Snyder sets forth exhaustively his statistics of “bloodlands” victimhood. Some readers will be surprised to learn the extent of Ukrainian, Belarusian, and Polish losses. Though, as he says, “the right number is not enough,” he is inclined to dismiss analytical frameworks and denigrate “theory” (p. 407). He inveighs against “the comforting clichés of the sociology of mass murder,” without specifying them (p. 251). His book bursts with pathos-laden details of the disparate victims’ excruciating suffering, humiliation, and death. Snyder underscores the perpetrators’ unambiguous moral guilt, incurred through clear-eyed embrace of self-righteous ideologies of ostensible self-defense against supposedly inhuman enemies (cf. pp. xviii and 399-402).
The one theorist Snyder seriously engages is Hannah Arendt, but his understanding of her work does not tally with her text on totalitarianism. He takes her as an analyst of “alienation” and “modernity.” Yet these are highlights not of Arendt’s philosophy but of Marxism and classical sociology, the Frankfurt School and Foucault, and the Holocaust-oriented writings of such recent theorists as Detlef Peukert and Zygmunt Bauman. None of the central texts of these interpretive currents figure in Snyder’s book. Bauman’s Modernity and the Holocaust (1989) especially is glaringly absent. What Snyder finds “comforting” in these works is hard to fathom.
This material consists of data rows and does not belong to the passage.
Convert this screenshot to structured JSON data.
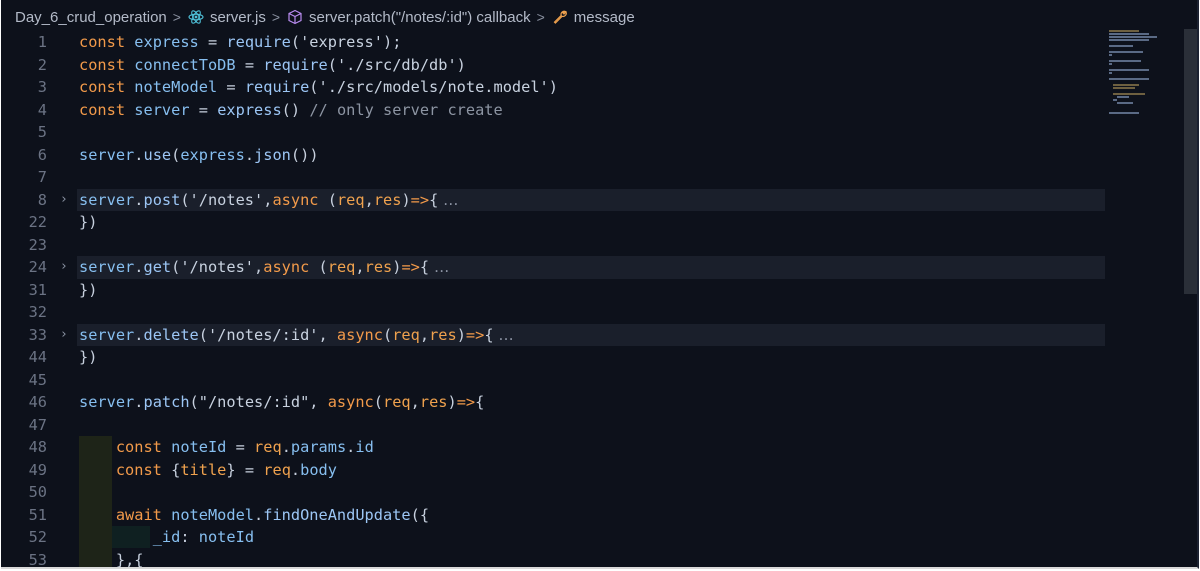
{
  "breadcrumb": {
    "folder": "Day_6_crud_operation",
    "file": "server.js",
    "symbol": "server.patch(\"/notes/:id\") callback",
    "leaf": "message",
    "separator": ">"
  },
  "colors": {
    "background": "#0d111b",
    "keyword": "#f29a4a",
    "variable": "#87bff0",
    "line_number": "#6b7384"
  },
  "editor": {
    "fold_ellipsis": "…",
    "lines": [
      {
        "n": "1",
        "code": "const express = require('express');"
      },
      {
        "n": "2",
        "code": "const connectToDB = require('./src/db/db')"
      },
      {
        "n": "3",
        "code": "const noteModel = require('./src/models/note.model')"
      },
      {
        "n": "4",
        "code": "const server = express() // only server create"
      },
      {
        "n": "5",
        "code": ""
      },
      {
        "n": "6",
        "code": "server.use(express.json())"
      },
      {
        "n": "7",
        "code": ""
      },
      {
        "n": "8",
        "code": "server.post('/notes',async (req,res)=>{",
        "folded": true
      },
      {
        "n": "22",
        "code": "})"
      },
      {
        "n": "23",
        "code": ""
      },
      {
        "n": "24",
        "code": "server.get('/notes',async (req,res)=>{",
        "folded": true
      },
      {
        "n": "31",
        "code": "})"
      },
      {
        "n": "32",
        "code": ""
      },
      {
        "n": "33",
        "code": "server.delete('/notes/:id', async(req,res)=>{",
        "folded": true
      },
      {
        "n": "44",
        "code": "})"
      },
      {
        "n": "45",
        "code": ""
      },
      {
        "n": "46",
        "code": "server.patch(\"/notes/:id\", async(req,res)=>{"
      },
      {
        "n": "47",
        "code": ""
      },
      {
        "n": "48",
        "code": "    const noteId = req.params.id"
      },
      {
        "n": "49",
        "code": "    const {title} = req.body"
      },
      {
        "n": "50",
        "code": ""
      },
      {
        "n": "51",
        "code": "    await noteModel.findOneAndUpdate({"
      },
      {
        "n": "52",
        "code": "        _id: noteId"
      },
      {
        "n": "53",
        "code": "    },{"
      }
    ]
  }
}
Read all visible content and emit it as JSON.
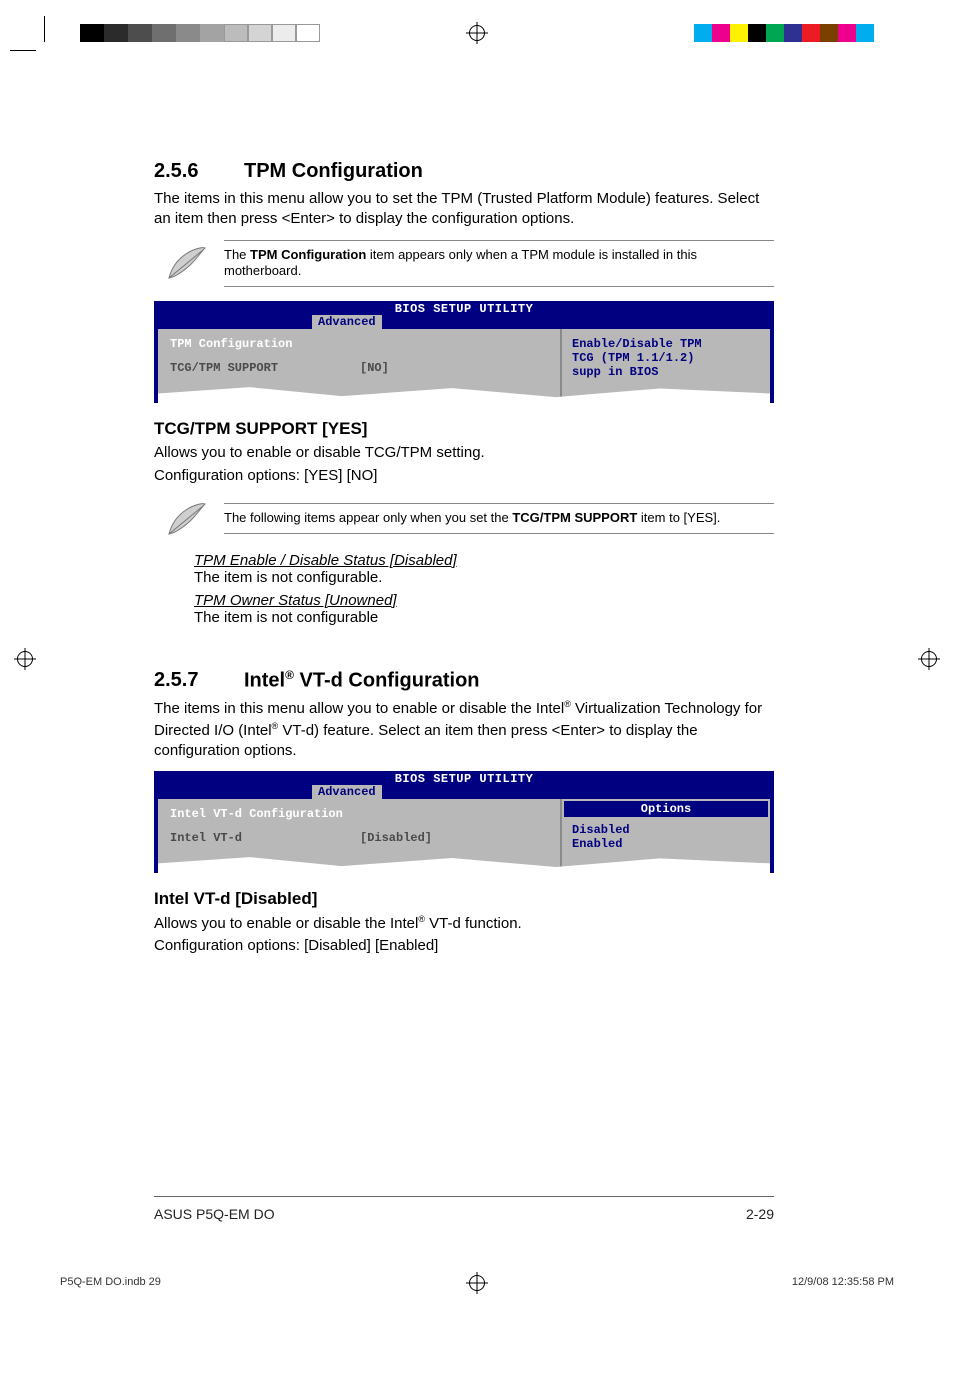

Perhaps he expresses conventional liberal-empiricist unease with what are taken to be the “inevitabilities” and “determinism” of such large-scale theorizations as “modernity.” Yet Snyder himself conjures with liberal, fascist, and communist conceptions of modernity (pp. 156, 479-480). He concedes, as he takes Arendt to be arguing (though she refrained from theorizing modernity as such), that totalitarian mass murder “was a sign of some deeper dysfunctionality of modern society” (p. 383). He associates his notion of “psychic nazification” with Arendtian alienation, but sees the next “logical move” in “claiming that the overlap of both “totalitarian” powers plays the historical role that Arendt assigns to modernity” (pp. 485–486).
Arendt derived twentieth-century political mass murder from the absorption of pseudo-scientific racial thinking into war-igniting western imperialism, from the ethnocentrism of the mass-mobilized nation-state and resultant exile of rejected human populations into the fatal limbo of dehumanized statelessness—and, too, from widespread popular anxiety and radicalization in crisis-ridden industrializing society. In confining the traumas of modernity to the east European “bloodlands”—will this designation not seem injurious to the people who inhabit these spaces?—Snyder seems to absolve the rest of the world of its contributions to the “horror of the twentieth century” (p. xiii).
William W. Hagen
University of California, Davis